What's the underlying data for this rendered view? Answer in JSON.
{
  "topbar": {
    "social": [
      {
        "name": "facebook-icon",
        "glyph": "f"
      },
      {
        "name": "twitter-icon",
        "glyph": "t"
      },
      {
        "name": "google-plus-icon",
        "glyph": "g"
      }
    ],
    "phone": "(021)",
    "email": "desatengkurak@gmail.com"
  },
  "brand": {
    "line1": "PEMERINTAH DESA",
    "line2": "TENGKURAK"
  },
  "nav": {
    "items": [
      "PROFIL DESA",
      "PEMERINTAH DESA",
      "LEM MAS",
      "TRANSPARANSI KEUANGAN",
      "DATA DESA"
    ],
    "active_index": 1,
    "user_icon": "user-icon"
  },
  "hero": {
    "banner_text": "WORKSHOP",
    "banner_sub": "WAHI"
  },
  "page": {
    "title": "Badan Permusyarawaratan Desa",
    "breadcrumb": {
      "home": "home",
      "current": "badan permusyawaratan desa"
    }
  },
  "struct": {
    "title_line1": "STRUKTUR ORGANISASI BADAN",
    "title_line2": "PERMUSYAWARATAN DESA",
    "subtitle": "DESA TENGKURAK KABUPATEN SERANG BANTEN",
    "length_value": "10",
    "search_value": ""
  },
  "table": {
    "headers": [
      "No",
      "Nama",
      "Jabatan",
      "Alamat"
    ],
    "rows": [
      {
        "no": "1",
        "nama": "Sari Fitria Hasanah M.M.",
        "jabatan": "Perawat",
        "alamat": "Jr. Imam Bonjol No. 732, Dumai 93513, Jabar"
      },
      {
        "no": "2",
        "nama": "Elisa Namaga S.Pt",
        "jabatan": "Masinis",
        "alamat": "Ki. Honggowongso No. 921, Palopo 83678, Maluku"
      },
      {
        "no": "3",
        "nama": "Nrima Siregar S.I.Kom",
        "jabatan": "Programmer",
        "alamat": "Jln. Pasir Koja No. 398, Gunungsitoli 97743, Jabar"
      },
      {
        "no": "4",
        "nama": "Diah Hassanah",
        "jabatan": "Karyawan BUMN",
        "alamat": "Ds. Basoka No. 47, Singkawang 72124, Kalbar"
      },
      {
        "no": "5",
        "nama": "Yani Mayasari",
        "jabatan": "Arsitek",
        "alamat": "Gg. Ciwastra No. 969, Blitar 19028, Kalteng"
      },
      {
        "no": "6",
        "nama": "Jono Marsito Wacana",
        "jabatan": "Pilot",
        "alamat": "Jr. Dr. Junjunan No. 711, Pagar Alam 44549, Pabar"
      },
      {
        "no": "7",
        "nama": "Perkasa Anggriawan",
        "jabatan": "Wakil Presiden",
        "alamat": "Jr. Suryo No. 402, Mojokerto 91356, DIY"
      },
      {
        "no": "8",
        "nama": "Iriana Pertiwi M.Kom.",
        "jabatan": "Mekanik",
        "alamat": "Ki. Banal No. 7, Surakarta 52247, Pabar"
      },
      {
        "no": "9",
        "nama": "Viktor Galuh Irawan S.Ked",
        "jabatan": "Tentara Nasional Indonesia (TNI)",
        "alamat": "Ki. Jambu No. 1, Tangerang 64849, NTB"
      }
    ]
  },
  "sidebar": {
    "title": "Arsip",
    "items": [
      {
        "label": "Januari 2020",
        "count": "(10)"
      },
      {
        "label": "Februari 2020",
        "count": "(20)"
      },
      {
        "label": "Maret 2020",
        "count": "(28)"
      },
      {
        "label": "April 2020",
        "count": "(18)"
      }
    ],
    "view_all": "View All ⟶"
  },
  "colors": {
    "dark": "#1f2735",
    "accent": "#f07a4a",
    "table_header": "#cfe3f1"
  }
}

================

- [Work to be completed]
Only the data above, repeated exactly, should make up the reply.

- [Response]
What's the underlying data for this rendered view? Answer in JSON.
{
  "topbar": {
    "social": [
      {
        "name": "facebook-icon",
        "glyph": "f"
      },
      {
        "name": "twitter-icon",
        "glyph": "t"
      },
      {
        "name": "google-plus-icon",
        "glyph": "g"
      }
    ],
    "phone": "(021)",
    "email": "desatengkurak@gmail.com"
  },
  "brand": {
    "line1": "PEMERINTAH DESA",
    "line2": "TENGKURAK"
  },
  "nav": {
    "items": [
      "PROFIL DESA",
      "PEMERINTAH DESA",
      "LEM MAS",
      "TRANSPARANSI KEUANGAN",
      "DATA DESA"
    ],
    "active_index": 1,
    "user_icon": "user-icon"
  },
  "hero": {
    "banner_text": "WORKSHOP",
    "banner_sub": "WAHI"
  },
  "page": {
    "title": "Badan Permusyarawaratan Desa",
    "breadcrumb": {
      "home": "home",
      "current": "badan permusyawaratan desa"
    }
  },
  "struct": {
    "title_line1": "STRUKTUR ORGANISASI BADAN",
    "title_line2": "PERMUSYAWARATAN DESA",
    "subtitle": "DESA TENGKURAK KABUPATEN SERANG BANTEN",
    "length_value": "10",
    "search_value": ""
  },
  "table": {
    "headers": [
      "No",
      "Nama",
      "Jabatan",
      "Alamat"
    ],
    "rows": [
      {
        "no": "1",
        "nama": "Sari Fitria Hasanah M.M.",
        "jabatan": "Perawat",
        "alamat": "Jr. Imam Bonjol No. 732, Dumai 93513, Jabar"
      },
      {
        "no": "2",
        "nama": "Elisa Namaga S.Pt",
        "jabatan": "Masinis",
        "alamat": "Ki. Honggowongso No. 921, Palopo 83678, Maluku"
      },
      {
        "no": "3",
        "nama": "Nrima Siregar S.I.Kom",
        "jabatan": "Programmer",
        "alamat": "Jln. Pasir Koja No. 398, Gunungsitoli 97743, Jabar"
      },
      {
        "no": "4",
        "nama": "Diah Hassanah",
        "jabatan": "Karyawan BUMN",
        "alamat": "Ds. Basoka No. 47, Singkawang 72124, Kalbar"
      },
      {
        "no": "5",
        "nama": "Yani Mayasari",
        "jabatan": "Arsitek",
        "alamat": "Gg. Ciwastra No. 969, Blitar 19028, Kalteng"
      },
      {
        "no": "6",
        "nama": "Jono Marsito Wacana",
        "jabatan": "Pilot",
        "alamat": "Jr. Dr. Junjunan No. 711, Pagar Alam 44549, Pabar"
      },
      {
        "no": "7",
        "nama": "Perkasa Anggriawan",
        "jabatan": "Wakil Presiden",
        "alamat": "Jr. Suryo No. 402, Mojokerto 91356, DIY"
      },
      {
        "no": "8",
        "nama": "Iriana Pertiwi M.Kom.",
        "jabatan": "Mekanik",
        "alamat": "Ki. Banal No. 7, Surakarta 52247, Pabar"
      },
      {
        "no": "9",
        "nama": "Viktor Galuh Irawan S.Ked",
        "jabatan": "Tentara Nasional Indonesia (TNI)",
        "alamat": "Ki. Jambu No. 1, Tangerang 64849, NTB"
      }
    ]
  },
  "sidebar": {
    "title": "Arsip",
    "items": [
      {
        "label": "Januari 2020",
        "count": "(10)"
      },
      {
        "label": "Februari 2020",
        "count": "(20)"
      },
      {
        "label": "Maret 2020",
        "count": "(28)"
      },
      {
        "label": "April 2020",
        "count": "(18)"
      }
    ],
    "view_all": "View All ⟶"
  },
  "colors": {
    "dark": "#1f2735",
    "accent": "#f07a4a",
    "table_header": "#cfe3f1"
  }
}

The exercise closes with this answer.